Despite the best wishes of several baseball writers over the last few days, Alex Rodriguez has no plans to hang up his cleats and is already hard at work on his post-op rehab program.
Less than 24 hours after the news broke, many writers had taken to the virtual streets proclaiming that Rodriguez's career was at an end. Some thought the news would allow the Yankees to void the five years and $114 million left on his contract, others seemingly championed insurance fraud, and one report in particular was very matter-of-fact in its stating that A-Rod would not be returning to the Bronx.
But until now, no one thought to actually ask Rodriguez -- or those close to him -- whether his plans had changed since the PED allegations surfaced. Well, as could probably be expected, they haven't.
A-Rod has no intention of retiring and is hard at work on his hip rehabilitation, report Wallace Matthews and Andrew Marchand of ESPN:
A message to the New York Yankees and their fans from Alex Rodriguez: I'm not going anywhere.
"Alex has no plans at all to retire,'' one source with close, personal ties to the embattled third baseman told ESPNNewYork.com on Thursday.
Another source, authorized by Rodriguez to speak on his behalf, passed this along: "Alex says he's working diligently on his rehabilitation and is looking forward to getting back on the field as soon as possible.''
When A-Rod underwent his surgery earlier this month, his doctor found less cartilage damage in his hip than expected. While that does not necessarily guarantee a speedy recovery, it does give him a better chance of returning closer to the expected six-month recovery date in July than if they had been required to regenerate cartilage in depleted areas of the hip.
None of that changes in light of Tuesday's news. Yes, there is still the worst-case scenario that A-Rod will miss the 2013 season, but at no point before or after the surgery did his doctor state that the condition would end Rodriguez's career.
There's no denying that the relationship the Yankees and Rodriguez have is a damaged one, but that does not give the club a free pass to send the third baseman packing.
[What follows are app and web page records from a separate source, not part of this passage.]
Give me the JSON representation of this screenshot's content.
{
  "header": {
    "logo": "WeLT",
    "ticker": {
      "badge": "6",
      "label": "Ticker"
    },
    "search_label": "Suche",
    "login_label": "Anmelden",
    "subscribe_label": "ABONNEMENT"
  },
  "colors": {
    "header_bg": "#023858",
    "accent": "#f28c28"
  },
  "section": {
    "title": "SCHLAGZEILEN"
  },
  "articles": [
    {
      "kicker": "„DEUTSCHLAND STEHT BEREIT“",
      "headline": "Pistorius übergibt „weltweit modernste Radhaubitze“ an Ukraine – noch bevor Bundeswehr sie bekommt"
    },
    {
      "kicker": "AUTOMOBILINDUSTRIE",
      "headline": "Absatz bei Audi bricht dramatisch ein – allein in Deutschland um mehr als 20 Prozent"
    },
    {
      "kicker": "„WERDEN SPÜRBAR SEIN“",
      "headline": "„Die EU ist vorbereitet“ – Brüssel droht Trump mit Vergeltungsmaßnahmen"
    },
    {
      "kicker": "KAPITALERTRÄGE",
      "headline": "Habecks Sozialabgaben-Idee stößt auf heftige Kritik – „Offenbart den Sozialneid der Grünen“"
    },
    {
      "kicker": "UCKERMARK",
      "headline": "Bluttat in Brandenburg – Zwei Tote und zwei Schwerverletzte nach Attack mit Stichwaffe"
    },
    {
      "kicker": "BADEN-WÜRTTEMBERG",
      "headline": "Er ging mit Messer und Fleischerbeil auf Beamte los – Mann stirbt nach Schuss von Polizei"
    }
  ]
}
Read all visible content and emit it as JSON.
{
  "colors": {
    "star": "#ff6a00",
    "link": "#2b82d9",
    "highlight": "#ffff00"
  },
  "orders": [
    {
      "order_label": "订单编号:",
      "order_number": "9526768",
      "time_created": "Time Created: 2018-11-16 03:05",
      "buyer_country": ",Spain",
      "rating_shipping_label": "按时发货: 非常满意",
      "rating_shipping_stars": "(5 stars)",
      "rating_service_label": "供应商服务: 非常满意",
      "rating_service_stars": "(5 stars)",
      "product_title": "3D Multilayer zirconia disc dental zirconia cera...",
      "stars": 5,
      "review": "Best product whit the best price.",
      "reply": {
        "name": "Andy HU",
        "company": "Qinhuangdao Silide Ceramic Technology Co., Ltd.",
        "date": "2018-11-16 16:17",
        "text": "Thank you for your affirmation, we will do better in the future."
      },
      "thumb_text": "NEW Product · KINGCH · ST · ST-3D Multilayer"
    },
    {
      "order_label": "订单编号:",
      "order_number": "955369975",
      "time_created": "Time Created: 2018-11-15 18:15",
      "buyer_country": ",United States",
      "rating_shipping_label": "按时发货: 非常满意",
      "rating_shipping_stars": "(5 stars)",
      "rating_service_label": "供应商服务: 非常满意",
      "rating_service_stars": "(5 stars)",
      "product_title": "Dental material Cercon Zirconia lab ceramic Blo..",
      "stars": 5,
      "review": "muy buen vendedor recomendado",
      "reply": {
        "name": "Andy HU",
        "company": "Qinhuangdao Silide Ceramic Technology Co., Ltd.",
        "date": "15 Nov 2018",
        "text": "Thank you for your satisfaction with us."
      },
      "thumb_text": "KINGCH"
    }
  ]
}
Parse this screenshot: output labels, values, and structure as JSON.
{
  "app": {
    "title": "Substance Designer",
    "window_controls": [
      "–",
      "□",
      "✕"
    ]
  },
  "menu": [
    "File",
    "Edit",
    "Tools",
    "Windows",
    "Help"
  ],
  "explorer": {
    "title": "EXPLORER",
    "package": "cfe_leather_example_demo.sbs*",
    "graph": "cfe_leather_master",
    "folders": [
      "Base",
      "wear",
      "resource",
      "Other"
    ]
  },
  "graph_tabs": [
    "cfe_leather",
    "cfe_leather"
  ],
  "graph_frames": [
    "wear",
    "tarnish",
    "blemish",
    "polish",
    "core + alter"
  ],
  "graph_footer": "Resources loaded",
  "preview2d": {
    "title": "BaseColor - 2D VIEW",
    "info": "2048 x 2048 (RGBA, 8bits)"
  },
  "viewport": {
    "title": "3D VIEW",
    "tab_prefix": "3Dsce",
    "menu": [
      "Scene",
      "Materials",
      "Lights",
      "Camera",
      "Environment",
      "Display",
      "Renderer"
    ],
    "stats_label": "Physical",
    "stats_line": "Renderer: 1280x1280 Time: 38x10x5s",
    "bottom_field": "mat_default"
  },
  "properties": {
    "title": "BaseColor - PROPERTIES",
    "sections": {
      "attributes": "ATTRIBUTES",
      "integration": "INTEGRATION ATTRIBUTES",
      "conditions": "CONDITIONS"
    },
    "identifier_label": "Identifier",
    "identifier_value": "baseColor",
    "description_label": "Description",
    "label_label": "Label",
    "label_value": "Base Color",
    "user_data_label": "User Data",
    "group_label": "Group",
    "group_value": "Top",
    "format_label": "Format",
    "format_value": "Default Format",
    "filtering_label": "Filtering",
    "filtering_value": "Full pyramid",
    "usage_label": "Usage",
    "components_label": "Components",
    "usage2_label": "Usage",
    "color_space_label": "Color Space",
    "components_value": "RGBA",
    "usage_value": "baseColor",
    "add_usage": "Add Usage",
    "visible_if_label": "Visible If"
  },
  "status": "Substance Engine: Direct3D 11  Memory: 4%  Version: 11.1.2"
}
There is specific language in MLB's Joint Drug Agreement that forbids teams from punishing players for drug issues beyond what the league itself has deemed appropriate, and Rodriguez's doctor was very explicit in his statements before the surgery that A-Rod's hip problems were congenital, not steroid-related.
Per Matthews and Marchand, when informed of A-Rod's intent to return, New York GM Brian Cashman responded with just one word: "Good."
Major League Baseball's investigation into the Miami PED clinic is ongoing, and the league is expected to interview all the players implicated in the scandal in the coming weeks. If hard evidence is found, the league has the power to hand out 50-game suspensions to the first-time offenders like Rodriguez, even without a positive test.
Given the expected rate of his rehab, if Rodriguez were suspended at the start of the season, he would carry out the entirety of the suspension while on the disabled list.